= PROBLEM DETAILS =
Could you please reproduce every record below exactly, leaving out the pictures?

== Segment start ==

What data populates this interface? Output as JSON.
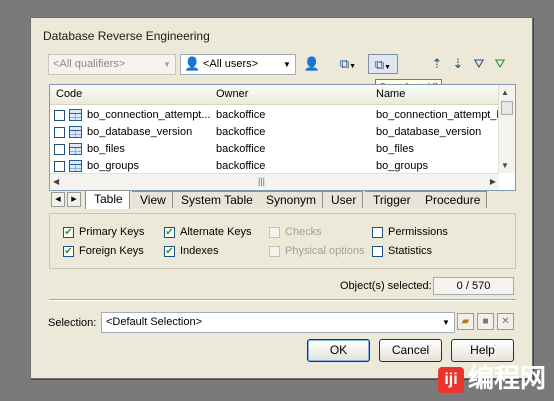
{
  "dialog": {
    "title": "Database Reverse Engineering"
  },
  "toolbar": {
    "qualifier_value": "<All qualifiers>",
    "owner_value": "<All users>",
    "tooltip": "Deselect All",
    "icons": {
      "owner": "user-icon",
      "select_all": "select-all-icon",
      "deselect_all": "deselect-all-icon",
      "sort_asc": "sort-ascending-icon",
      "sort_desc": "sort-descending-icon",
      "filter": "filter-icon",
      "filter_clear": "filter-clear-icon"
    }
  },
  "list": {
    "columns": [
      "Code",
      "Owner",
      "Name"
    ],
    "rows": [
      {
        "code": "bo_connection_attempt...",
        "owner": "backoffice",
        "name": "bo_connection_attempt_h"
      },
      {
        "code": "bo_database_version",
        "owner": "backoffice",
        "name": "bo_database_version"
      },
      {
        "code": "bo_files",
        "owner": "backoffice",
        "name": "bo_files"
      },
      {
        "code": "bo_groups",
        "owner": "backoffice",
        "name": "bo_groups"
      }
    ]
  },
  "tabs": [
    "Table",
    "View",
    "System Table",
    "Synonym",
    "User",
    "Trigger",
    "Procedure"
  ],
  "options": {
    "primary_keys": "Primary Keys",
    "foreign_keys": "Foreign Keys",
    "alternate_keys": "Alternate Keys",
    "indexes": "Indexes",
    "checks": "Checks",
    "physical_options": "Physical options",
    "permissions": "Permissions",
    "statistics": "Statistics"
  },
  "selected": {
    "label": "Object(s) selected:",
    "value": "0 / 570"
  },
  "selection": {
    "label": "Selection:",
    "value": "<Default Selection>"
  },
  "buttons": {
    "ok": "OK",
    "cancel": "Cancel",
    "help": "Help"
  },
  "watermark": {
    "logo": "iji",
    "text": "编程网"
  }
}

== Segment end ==

= TASK RESPONSE =
What data populates this interface? Output as JSON.
{
  "dialog": {
    "title": "Database Reverse Engineering"
  },
  "toolbar": {
    "qualifier_value": "<All qualifiers>",
    "owner_value": "<All users>",
    "tooltip": "Deselect All",
    "icons": {
      "owner": "user-icon",
      "select_all": "select-all-icon",
      "deselect_all": "deselect-all-icon",
      "sort_asc": "sort-ascending-icon",
      "sort_desc": "sort-descending-icon",
      "filter": "filter-icon",
      "filter_clear": "filter-clear-icon"
    }
  },
  "list": {
    "columns": [
      "Code",
      "Owner",
      "Name"
    ],
    "rows": [
      {
        "code": "bo_connection_attempt...",
        "owner": "backoffice",
        "name": "bo_connection_attempt_h"
      },
      {
        "code": "bo_database_version",
        "owner": "backoffice",
        "name": "bo_database_version"
      },
      {
        "code": "bo_files",
        "owner": "backoffice",
        "name": "bo_files"
      },
      {
        "code": "bo_groups",
        "owner": "backoffice",
        "name": "bo_groups"
      }
    ]
  },
  "tabs": [
    "Table",
    "View",
    "System Table",
    "Synonym",
    "User",
    "Trigger",
    "Procedure"
  ],
  "options": {
    "primary_keys": "Primary Keys",
    "foreign_keys": "Foreign Keys",
    "alternate_keys": "Alternate Keys",
    "indexes": "Indexes",
    "checks": "Checks",
    "physical_options": "Physical options",
    "permissions": "Permissions",
    "statistics": "Statistics"
  },
  "selected": {
    "label": "Object(s) selected:",
    "value": "0 / 570"
  },
  "selection": {
    "label": "Selection:",
    "value": "<Default Selection>"
  },
  "buttons": {
    "ok": "OK",
    "cancel": "Cancel",
    "help": "Help"
  },
  "watermark": {
    "logo": "iji",
    "text": "编程网"
  }
}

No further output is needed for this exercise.